Meanwhile, the S&P 500’s recovery attempt has thus far stalled at next resistance (2,954).
The April peak (2,954.86) matched the inflection point, and the index has pulled in respectably.
The bigger picture
As detailed above, the major U.S. benchmarks have weathered a respectable early-May market downdraft.
Recall that May marks the beginning of the markets’ worst six months seasonally, a U.S. and global-market phenomenon.
Seemingly on cue, aggressive selling pressure surfaced May 1, in the form of a nearly 12-to-1 down day. (A down day means that NYSE declining volume surpassed advancing volume by the stated margin.)
As detailed previously, the May 1 downturn marked the strongest selling pressure since the April 1 session, to start the second quarter. That session was also fueled by nearly 12-to-1 negative breadth, though downside follow-through failed to register. In fact, the April 1 session low defined the April low, and the U.S. benchmarks have subsequently extended their recovery attempt.
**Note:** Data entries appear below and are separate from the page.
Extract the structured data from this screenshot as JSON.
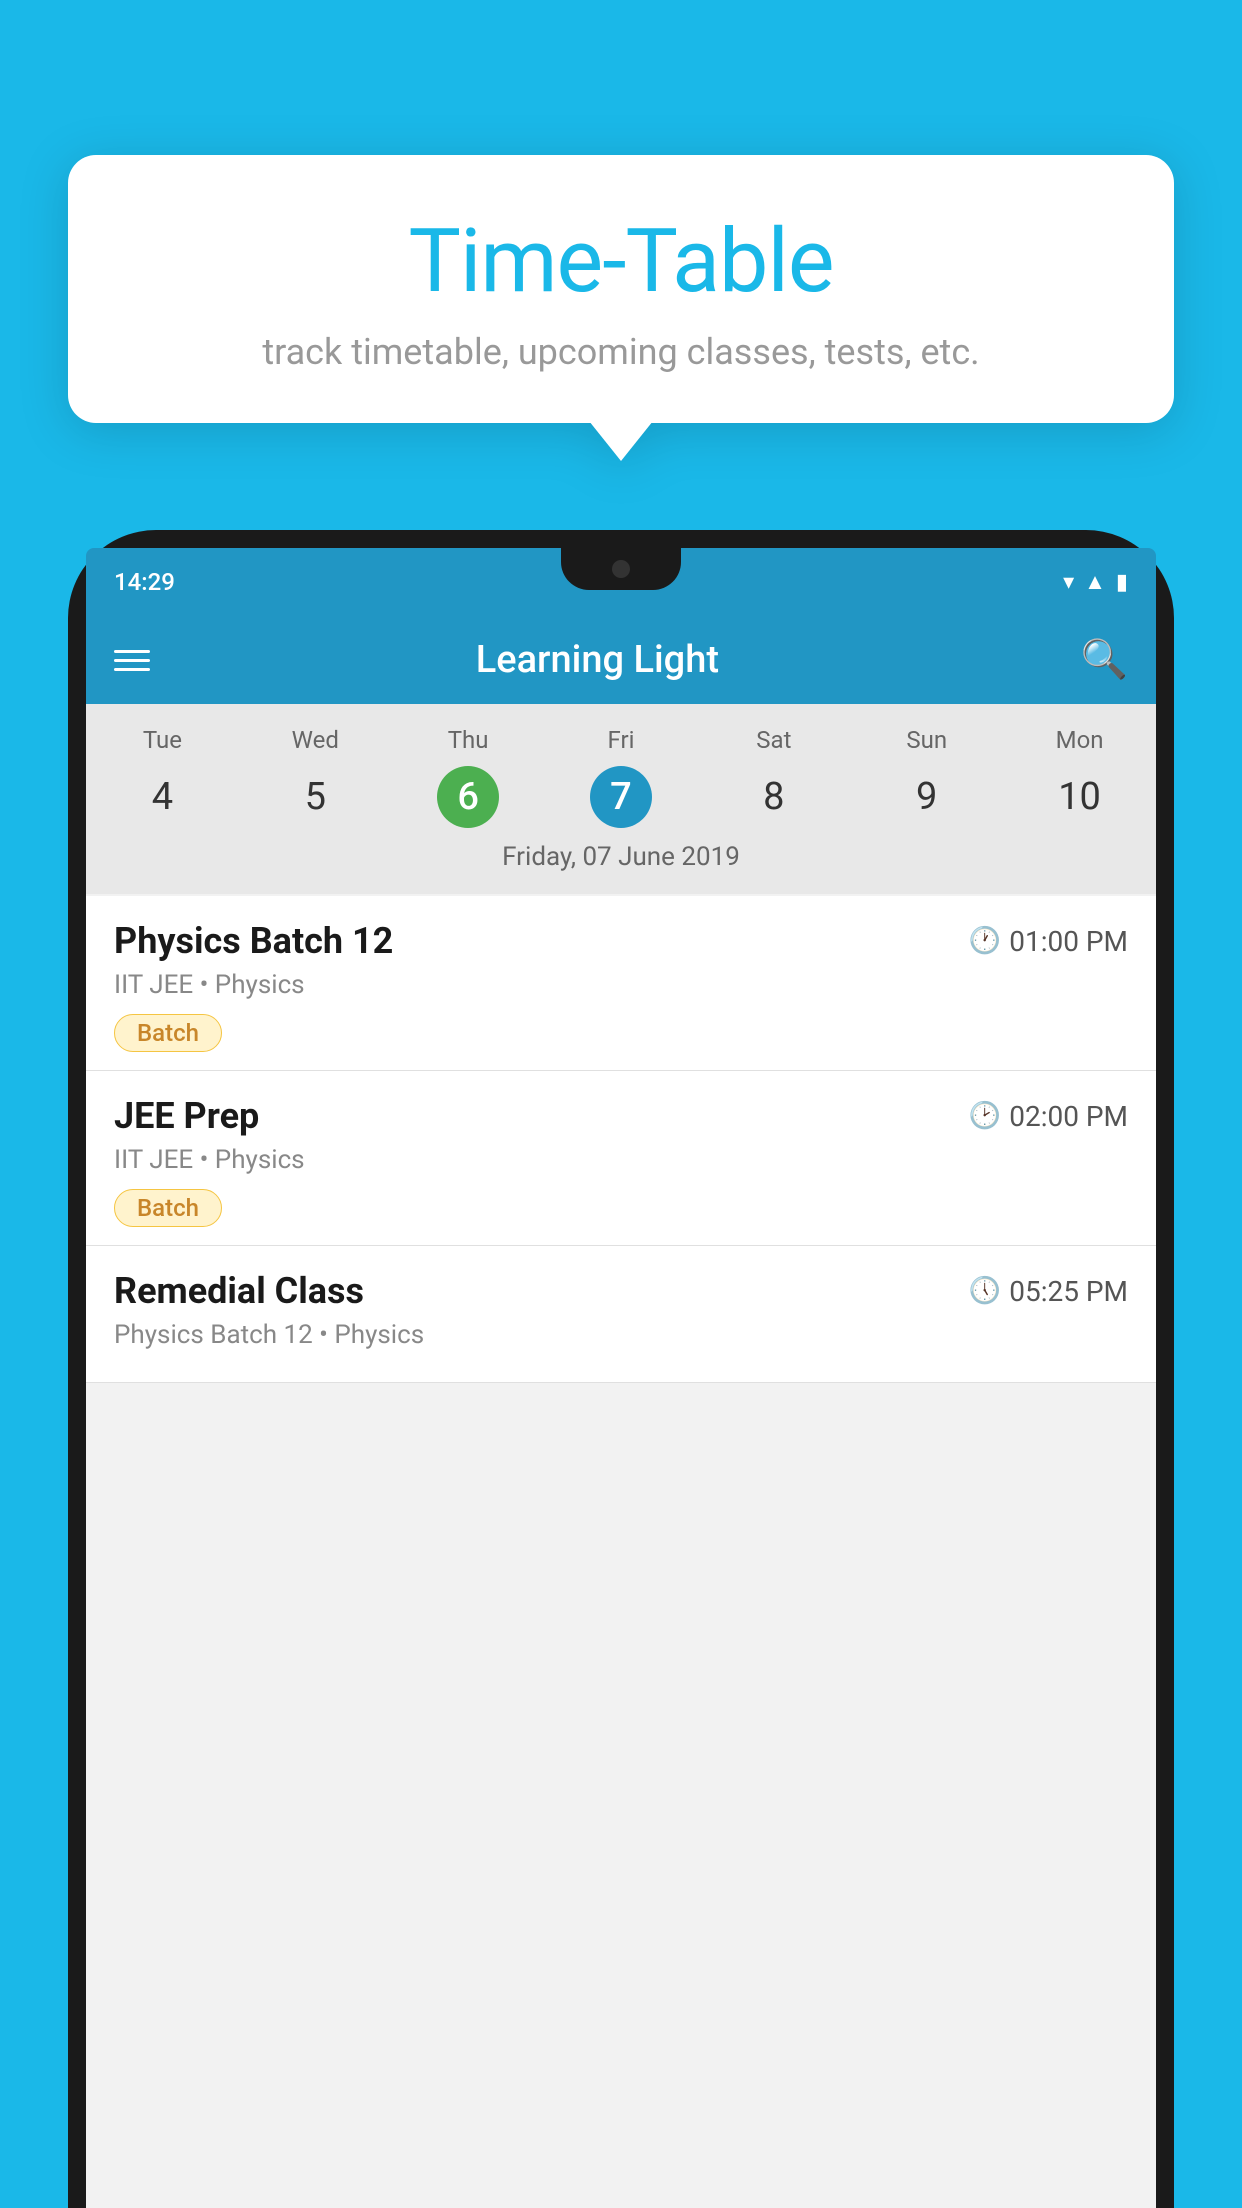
{
  "background": {
    "color": "#1AB8E8"
  },
  "tooltip": {
    "title": "Time-Table",
    "subtitle": "track timetable, upcoming classes, tests, etc."
  },
  "phone": {
    "status_bar": {
      "time": "14:29"
    },
    "app_bar": {
      "title": "Learning Light"
    },
    "calendar": {
      "days": [
        "Tue",
        "Wed",
        "Thu",
        "Fri",
        "Sat",
        "Sun",
        "Mon"
      ],
      "dates": [
        "4",
        "5",
        "6",
        "7",
        "8",
        "9",
        "10"
      ],
      "today_index": 2,
      "selected_index": 3,
      "selected_label": "Friday, 07 June 2019"
    },
    "schedule": [
      {
        "title": "Physics Batch 12",
        "time": "01:00 PM",
        "meta": "IIT JEE • Physics",
        "tag": "Batch"
      },
      {
        "title": "JEE Prep",
        "time": "02:00 PM",
        "meta": "IIT JEE • Physics",
        "tag": "Batch"
      },
      {
        "title": "Remedial Class",
        "time": "05:25 PM",
        "meta": "Physics Batch 12 • Physics",
        "tag": ""
      }
    ]
  }
}
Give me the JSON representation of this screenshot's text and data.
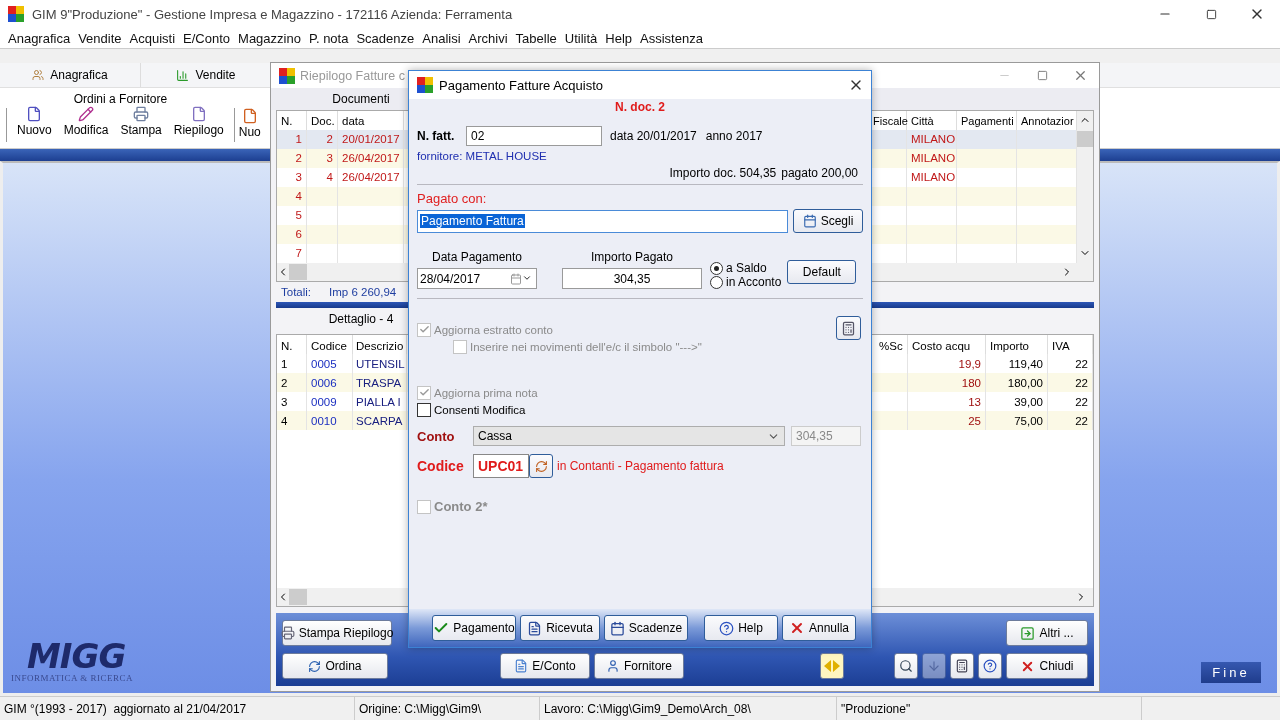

Moving to the small-caps, the iShares Russell 2000 ETF has also pulled in from the April peak.
The downturn has initially been underpinned by support — the 123.10-to-124.88 area — levels matching the 50-day moving average and the breakout point. The successful retest preserves the prevailing rally attempt.
Similarly, the SPDR S&P MidCap 400 ETF has pulled in to a thus far successful test the 50-day moving average, currently 283.40.